TASK BRIEF:
Your reply should be one number: how many lines of the records below contain the string "glyph".

::: RECORDS FOR THE EXERCISE :::

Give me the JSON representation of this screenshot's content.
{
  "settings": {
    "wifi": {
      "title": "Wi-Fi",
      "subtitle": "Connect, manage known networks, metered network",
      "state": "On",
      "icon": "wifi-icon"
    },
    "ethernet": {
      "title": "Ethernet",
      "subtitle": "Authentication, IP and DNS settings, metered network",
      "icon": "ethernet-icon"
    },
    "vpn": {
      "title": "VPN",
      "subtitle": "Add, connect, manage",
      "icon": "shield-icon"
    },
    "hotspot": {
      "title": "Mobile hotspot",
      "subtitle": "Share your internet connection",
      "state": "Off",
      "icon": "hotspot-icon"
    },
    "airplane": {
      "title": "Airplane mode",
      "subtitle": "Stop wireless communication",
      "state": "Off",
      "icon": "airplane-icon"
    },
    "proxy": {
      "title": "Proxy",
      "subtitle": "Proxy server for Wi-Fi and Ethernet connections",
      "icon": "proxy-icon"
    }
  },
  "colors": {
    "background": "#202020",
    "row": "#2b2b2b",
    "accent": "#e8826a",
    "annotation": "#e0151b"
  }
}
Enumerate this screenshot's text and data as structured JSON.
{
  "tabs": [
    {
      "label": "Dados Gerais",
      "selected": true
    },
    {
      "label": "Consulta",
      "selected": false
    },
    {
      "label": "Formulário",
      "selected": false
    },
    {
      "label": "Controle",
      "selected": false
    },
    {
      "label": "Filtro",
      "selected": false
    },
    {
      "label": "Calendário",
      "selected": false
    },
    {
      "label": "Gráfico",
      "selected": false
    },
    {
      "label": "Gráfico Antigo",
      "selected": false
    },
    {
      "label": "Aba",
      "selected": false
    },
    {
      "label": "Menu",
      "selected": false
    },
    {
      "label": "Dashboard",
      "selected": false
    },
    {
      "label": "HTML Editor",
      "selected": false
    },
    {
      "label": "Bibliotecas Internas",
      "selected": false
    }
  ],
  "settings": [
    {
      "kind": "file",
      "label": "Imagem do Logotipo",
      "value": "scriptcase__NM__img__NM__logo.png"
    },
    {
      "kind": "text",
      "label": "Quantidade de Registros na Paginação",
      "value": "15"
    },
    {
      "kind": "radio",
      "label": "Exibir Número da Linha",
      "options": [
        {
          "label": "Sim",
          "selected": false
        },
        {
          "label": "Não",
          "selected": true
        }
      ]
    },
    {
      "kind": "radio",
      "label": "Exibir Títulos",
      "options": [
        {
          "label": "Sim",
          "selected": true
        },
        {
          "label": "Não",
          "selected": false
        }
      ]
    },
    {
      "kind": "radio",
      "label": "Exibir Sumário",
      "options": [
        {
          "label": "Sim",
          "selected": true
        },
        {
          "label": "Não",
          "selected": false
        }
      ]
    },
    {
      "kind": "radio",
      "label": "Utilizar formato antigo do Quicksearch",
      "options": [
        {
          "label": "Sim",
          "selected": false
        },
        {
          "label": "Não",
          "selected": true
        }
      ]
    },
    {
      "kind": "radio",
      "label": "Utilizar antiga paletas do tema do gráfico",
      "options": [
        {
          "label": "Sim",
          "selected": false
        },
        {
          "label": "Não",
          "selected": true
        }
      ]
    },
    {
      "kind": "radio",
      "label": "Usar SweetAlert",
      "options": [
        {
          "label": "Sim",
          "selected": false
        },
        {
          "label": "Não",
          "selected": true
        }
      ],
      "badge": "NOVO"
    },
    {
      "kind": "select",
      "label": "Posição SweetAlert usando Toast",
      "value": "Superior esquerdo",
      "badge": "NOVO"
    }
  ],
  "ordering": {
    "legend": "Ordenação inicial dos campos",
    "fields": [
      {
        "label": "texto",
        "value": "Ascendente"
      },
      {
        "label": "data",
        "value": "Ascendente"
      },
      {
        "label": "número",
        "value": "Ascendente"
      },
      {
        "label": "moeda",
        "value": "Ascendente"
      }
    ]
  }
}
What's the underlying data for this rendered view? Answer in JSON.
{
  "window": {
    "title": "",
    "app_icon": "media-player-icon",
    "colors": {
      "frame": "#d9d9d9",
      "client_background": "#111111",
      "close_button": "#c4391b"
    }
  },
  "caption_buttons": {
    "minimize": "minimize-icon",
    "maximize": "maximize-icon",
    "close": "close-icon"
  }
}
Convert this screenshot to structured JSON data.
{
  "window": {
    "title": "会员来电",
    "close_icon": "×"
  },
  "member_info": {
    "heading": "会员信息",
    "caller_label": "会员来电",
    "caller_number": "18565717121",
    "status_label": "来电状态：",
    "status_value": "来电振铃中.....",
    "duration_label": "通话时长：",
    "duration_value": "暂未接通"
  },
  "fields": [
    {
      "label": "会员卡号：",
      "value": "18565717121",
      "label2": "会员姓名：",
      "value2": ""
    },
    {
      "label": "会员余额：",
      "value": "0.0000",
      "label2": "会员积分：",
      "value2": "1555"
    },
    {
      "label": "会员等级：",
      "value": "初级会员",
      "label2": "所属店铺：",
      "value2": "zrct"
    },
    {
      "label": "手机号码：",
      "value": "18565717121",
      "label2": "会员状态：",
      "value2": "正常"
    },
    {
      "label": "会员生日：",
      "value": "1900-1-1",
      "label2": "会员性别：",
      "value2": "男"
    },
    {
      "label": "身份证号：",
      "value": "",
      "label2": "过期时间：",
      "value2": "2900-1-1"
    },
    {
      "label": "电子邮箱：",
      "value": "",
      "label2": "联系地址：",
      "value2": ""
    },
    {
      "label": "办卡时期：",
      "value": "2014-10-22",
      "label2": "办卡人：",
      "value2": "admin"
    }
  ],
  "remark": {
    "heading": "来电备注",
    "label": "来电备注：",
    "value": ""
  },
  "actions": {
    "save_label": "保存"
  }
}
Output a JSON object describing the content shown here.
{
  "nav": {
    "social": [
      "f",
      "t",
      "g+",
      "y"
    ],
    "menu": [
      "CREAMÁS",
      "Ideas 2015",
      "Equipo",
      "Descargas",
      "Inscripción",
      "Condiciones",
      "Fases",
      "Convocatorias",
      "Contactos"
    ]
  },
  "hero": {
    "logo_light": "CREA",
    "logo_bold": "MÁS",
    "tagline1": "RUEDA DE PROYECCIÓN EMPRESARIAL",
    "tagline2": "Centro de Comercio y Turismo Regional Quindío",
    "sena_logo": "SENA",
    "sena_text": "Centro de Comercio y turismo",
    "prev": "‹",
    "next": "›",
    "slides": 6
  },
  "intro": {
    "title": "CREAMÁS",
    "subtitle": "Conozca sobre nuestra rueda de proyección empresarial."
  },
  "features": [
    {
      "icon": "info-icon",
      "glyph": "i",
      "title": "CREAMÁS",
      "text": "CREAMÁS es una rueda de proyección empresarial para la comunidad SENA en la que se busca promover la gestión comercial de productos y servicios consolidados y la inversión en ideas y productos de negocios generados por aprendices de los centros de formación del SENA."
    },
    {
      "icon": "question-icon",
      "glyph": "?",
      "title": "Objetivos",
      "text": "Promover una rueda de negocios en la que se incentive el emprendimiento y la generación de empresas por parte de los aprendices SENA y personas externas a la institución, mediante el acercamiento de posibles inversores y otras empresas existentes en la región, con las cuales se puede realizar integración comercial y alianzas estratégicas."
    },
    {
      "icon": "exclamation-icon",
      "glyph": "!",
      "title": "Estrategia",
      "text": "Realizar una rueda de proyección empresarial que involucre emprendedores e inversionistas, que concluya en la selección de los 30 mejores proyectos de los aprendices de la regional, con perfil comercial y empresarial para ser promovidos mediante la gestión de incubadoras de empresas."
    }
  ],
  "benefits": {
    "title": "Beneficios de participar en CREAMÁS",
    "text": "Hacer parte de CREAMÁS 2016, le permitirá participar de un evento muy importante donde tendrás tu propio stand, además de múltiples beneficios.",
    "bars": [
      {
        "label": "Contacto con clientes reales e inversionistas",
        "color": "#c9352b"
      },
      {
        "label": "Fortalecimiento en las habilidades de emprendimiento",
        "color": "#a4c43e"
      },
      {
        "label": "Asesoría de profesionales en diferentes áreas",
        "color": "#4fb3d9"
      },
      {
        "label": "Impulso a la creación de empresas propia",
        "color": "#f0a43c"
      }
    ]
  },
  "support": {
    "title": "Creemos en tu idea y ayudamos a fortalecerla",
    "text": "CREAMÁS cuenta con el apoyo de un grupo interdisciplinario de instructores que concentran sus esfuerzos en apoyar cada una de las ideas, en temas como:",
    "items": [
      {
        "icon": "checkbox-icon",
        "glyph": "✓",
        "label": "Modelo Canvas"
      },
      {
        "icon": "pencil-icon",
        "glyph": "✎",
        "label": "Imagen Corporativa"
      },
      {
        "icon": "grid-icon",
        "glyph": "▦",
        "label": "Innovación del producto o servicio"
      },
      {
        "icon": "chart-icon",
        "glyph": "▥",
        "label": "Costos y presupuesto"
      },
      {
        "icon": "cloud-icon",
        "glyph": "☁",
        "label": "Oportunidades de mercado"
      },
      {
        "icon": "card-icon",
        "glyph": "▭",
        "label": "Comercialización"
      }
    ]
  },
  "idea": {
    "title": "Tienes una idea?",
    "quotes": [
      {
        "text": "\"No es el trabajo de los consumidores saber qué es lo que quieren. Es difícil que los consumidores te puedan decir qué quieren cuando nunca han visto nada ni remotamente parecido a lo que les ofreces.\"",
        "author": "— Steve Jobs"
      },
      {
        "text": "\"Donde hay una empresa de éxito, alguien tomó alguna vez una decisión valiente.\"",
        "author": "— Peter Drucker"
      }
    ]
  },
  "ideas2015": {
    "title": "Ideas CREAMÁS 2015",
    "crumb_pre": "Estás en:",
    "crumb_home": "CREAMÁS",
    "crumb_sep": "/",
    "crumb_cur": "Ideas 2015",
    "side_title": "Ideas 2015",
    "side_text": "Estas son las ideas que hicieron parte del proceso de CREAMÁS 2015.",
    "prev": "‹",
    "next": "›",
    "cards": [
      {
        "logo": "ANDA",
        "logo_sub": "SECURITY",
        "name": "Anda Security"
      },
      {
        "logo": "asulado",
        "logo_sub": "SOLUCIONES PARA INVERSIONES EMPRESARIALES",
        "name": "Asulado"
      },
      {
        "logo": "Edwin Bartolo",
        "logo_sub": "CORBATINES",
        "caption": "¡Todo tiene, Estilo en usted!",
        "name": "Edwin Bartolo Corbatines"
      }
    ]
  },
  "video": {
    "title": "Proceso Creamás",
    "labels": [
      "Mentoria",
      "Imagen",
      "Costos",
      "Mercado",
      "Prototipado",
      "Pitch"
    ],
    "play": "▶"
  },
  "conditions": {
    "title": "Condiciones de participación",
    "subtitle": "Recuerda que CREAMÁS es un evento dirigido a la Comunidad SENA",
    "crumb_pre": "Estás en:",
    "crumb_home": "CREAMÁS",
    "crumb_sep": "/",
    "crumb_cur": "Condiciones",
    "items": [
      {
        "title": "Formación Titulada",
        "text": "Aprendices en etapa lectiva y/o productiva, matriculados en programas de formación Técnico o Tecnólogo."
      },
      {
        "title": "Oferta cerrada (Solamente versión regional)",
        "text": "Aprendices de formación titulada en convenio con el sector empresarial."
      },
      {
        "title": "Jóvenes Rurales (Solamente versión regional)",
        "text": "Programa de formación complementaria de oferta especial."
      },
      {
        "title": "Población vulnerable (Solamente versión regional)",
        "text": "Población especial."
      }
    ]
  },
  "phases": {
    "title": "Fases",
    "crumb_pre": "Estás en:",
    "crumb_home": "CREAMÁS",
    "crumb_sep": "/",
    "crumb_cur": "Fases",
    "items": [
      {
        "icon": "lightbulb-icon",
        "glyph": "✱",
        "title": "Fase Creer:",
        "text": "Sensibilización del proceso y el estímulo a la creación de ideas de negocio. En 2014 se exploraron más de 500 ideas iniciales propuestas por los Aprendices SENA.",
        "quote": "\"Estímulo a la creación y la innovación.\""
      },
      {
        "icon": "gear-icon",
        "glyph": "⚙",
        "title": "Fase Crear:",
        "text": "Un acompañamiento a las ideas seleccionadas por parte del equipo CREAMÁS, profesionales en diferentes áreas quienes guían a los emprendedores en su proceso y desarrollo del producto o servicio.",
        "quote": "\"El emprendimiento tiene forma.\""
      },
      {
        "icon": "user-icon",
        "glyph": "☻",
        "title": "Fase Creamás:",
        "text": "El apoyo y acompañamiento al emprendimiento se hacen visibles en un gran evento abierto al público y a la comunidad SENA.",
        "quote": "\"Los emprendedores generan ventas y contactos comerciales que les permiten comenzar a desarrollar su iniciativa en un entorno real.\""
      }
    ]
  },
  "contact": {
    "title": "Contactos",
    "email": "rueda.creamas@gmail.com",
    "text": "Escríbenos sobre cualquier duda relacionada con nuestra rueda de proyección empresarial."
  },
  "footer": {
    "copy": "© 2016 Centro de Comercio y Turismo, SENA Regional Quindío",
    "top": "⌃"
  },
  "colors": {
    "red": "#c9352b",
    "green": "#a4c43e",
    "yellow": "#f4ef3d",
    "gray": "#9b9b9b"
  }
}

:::

RESPONSE AREA:
12